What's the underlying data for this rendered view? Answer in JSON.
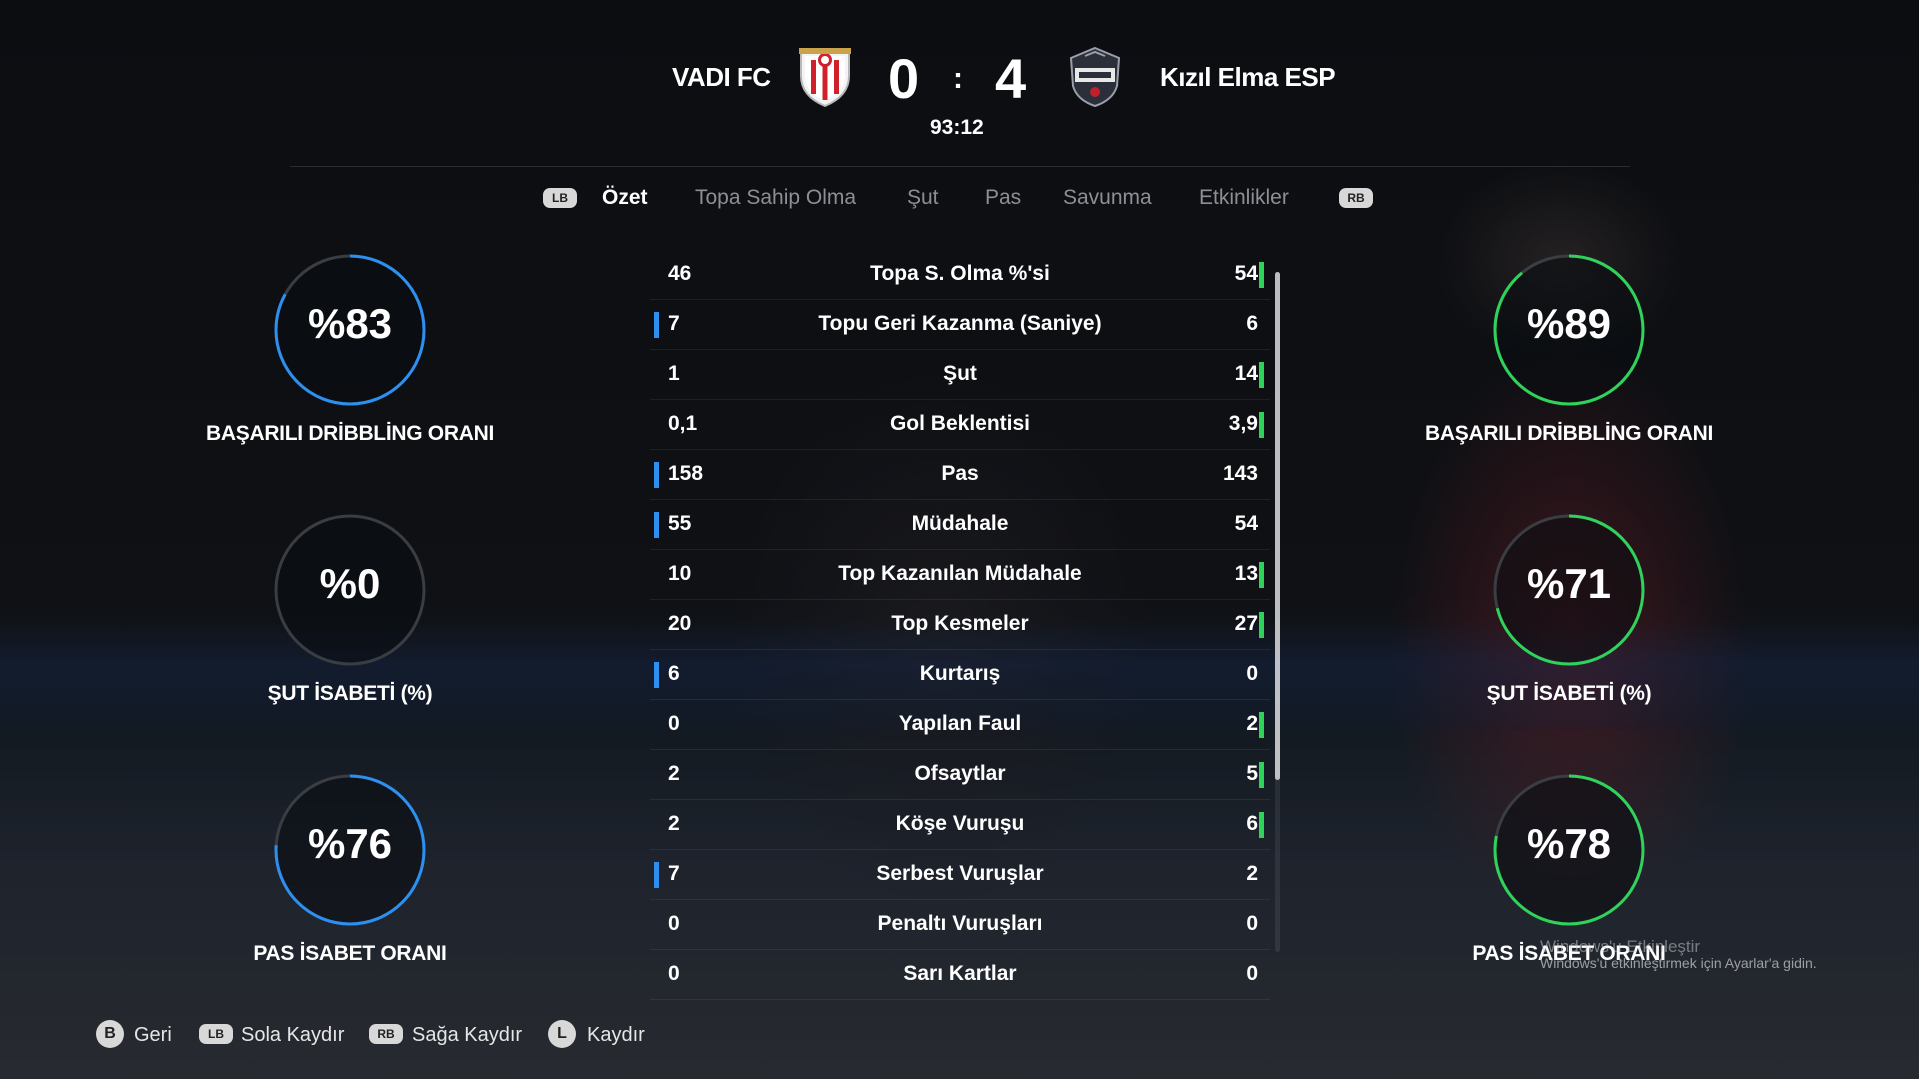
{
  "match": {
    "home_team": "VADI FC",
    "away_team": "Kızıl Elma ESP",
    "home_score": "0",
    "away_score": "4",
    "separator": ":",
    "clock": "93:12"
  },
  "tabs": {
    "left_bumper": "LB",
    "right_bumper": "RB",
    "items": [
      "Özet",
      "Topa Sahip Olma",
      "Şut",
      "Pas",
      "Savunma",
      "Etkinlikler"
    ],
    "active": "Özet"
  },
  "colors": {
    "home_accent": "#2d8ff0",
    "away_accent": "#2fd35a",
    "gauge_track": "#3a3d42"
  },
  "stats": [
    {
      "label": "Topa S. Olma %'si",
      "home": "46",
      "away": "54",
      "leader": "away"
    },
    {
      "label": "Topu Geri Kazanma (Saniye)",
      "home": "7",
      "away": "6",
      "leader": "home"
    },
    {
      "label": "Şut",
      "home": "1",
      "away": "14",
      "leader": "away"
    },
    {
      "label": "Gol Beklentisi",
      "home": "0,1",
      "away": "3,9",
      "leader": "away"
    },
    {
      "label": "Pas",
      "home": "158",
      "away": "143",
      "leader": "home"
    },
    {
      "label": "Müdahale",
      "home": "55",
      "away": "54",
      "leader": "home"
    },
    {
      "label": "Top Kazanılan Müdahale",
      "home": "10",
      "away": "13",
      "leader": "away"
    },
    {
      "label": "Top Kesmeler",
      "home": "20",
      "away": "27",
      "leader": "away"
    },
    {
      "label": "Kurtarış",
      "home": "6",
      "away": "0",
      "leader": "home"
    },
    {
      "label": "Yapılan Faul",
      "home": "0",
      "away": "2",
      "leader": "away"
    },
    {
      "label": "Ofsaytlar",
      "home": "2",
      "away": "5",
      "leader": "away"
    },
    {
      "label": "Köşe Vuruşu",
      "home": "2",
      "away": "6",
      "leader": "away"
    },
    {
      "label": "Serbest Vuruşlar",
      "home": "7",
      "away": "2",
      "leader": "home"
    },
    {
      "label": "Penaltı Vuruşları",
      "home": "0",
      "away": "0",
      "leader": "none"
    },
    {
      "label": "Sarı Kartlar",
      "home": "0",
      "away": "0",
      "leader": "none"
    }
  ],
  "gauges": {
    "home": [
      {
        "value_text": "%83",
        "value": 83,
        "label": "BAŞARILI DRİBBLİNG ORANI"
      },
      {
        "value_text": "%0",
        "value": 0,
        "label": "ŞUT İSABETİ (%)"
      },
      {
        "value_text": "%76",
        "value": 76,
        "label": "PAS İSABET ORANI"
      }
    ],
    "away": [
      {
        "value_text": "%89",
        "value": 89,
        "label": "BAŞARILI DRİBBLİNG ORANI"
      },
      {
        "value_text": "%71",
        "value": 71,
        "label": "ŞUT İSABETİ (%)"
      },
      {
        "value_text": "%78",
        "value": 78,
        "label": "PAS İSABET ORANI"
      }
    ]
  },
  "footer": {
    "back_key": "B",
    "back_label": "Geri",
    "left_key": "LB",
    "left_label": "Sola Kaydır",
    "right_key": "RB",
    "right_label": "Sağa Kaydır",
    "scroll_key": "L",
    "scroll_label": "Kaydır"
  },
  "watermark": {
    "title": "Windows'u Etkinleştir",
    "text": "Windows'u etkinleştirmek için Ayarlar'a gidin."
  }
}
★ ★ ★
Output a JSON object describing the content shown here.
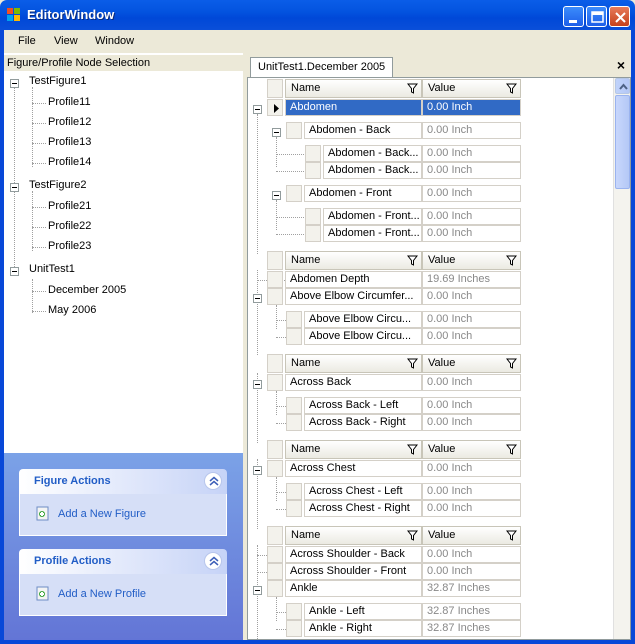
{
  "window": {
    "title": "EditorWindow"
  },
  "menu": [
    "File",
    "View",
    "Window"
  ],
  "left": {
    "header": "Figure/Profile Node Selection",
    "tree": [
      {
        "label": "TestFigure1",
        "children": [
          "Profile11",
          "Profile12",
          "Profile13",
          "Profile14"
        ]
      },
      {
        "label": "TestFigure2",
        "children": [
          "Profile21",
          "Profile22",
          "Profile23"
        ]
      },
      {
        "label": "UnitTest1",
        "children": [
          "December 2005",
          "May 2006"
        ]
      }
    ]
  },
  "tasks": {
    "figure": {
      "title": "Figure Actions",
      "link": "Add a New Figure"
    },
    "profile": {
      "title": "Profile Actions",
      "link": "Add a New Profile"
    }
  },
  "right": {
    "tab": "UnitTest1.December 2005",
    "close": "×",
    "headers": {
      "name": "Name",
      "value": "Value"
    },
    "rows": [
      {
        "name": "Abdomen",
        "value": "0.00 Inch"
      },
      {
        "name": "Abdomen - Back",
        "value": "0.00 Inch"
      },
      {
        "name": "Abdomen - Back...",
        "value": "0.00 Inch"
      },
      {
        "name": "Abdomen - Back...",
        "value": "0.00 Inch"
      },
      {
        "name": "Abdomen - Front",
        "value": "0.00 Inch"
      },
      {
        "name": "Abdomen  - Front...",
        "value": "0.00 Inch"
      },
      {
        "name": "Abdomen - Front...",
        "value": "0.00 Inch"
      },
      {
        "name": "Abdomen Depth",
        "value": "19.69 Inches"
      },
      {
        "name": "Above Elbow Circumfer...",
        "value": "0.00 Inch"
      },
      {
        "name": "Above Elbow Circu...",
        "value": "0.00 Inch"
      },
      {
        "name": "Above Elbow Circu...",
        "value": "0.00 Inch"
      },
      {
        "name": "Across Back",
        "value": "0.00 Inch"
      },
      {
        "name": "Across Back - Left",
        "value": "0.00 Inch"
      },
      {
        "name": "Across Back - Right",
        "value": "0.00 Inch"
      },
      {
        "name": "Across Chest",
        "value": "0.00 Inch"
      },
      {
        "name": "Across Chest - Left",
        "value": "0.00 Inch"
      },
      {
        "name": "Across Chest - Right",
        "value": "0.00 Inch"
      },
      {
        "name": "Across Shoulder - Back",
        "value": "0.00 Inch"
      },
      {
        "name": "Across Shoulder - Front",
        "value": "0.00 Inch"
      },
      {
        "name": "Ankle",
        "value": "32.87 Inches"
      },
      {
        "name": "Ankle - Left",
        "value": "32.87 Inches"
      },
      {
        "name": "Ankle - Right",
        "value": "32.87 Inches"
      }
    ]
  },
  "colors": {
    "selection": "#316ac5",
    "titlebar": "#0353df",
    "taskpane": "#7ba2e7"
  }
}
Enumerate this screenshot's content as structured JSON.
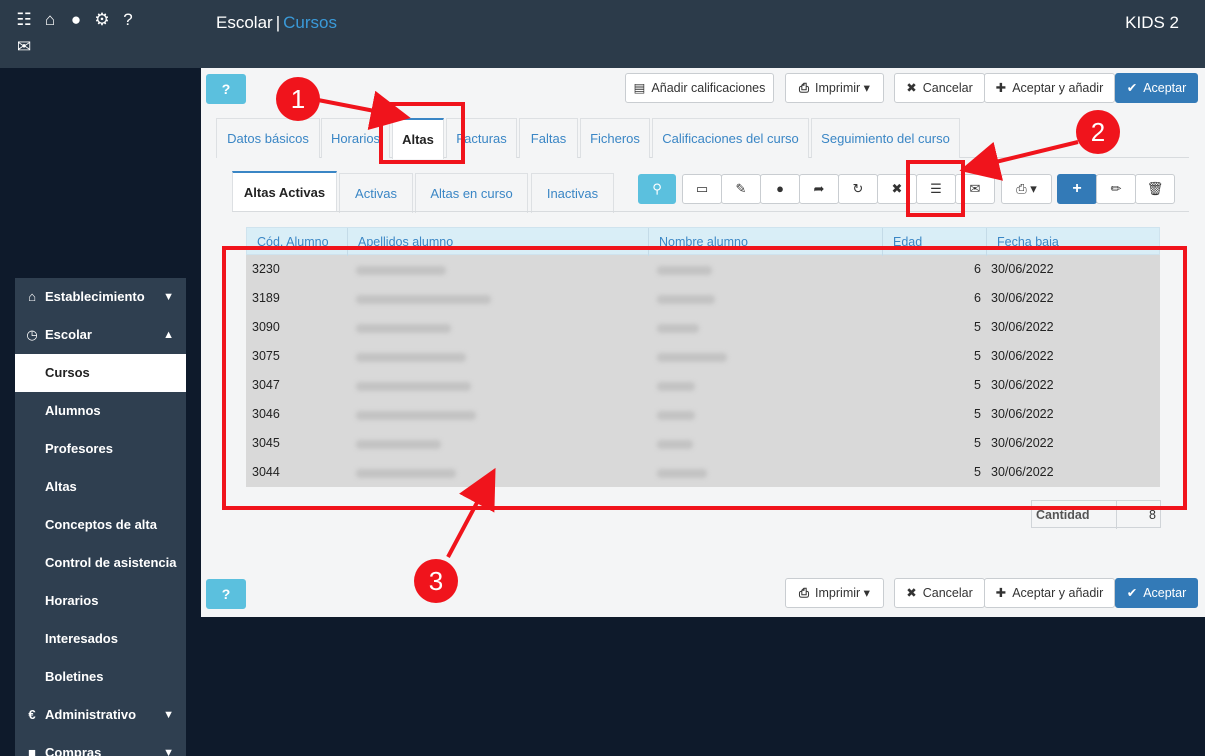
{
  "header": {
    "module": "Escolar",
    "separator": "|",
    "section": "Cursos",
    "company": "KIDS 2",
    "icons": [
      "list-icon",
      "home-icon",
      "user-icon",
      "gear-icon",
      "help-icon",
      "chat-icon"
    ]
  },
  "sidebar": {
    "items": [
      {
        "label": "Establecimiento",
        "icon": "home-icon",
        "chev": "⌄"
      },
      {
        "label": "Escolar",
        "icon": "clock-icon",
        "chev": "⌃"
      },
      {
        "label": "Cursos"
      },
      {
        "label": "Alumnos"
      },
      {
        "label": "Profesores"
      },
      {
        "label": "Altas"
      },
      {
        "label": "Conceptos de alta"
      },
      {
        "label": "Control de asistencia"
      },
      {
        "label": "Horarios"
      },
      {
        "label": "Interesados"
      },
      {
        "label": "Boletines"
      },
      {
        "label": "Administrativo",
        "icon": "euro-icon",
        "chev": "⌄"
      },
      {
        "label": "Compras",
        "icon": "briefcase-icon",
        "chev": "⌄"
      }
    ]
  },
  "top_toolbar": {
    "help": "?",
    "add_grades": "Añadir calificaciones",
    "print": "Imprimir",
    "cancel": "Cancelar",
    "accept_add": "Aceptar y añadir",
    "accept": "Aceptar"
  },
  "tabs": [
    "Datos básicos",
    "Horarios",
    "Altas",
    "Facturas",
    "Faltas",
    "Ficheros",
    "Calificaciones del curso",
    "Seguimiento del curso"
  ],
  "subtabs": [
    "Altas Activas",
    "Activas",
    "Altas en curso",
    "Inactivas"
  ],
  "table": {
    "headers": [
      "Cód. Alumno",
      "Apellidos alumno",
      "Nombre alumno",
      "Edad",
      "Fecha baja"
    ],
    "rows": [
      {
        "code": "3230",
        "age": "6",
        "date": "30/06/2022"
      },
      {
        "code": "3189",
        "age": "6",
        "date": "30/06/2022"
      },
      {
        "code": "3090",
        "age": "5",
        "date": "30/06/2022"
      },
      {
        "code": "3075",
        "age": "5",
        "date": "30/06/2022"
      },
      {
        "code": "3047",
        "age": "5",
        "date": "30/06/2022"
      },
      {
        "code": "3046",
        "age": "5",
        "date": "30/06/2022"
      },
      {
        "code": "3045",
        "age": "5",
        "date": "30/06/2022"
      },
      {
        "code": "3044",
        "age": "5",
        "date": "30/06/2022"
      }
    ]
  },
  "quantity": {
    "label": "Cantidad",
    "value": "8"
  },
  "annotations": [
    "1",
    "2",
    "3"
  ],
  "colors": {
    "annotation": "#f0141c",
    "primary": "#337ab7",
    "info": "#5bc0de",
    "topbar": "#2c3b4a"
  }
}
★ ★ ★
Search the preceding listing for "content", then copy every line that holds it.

Output a JSON object describing the content shown here.
Enumerate this screenshot's content as structured JSON.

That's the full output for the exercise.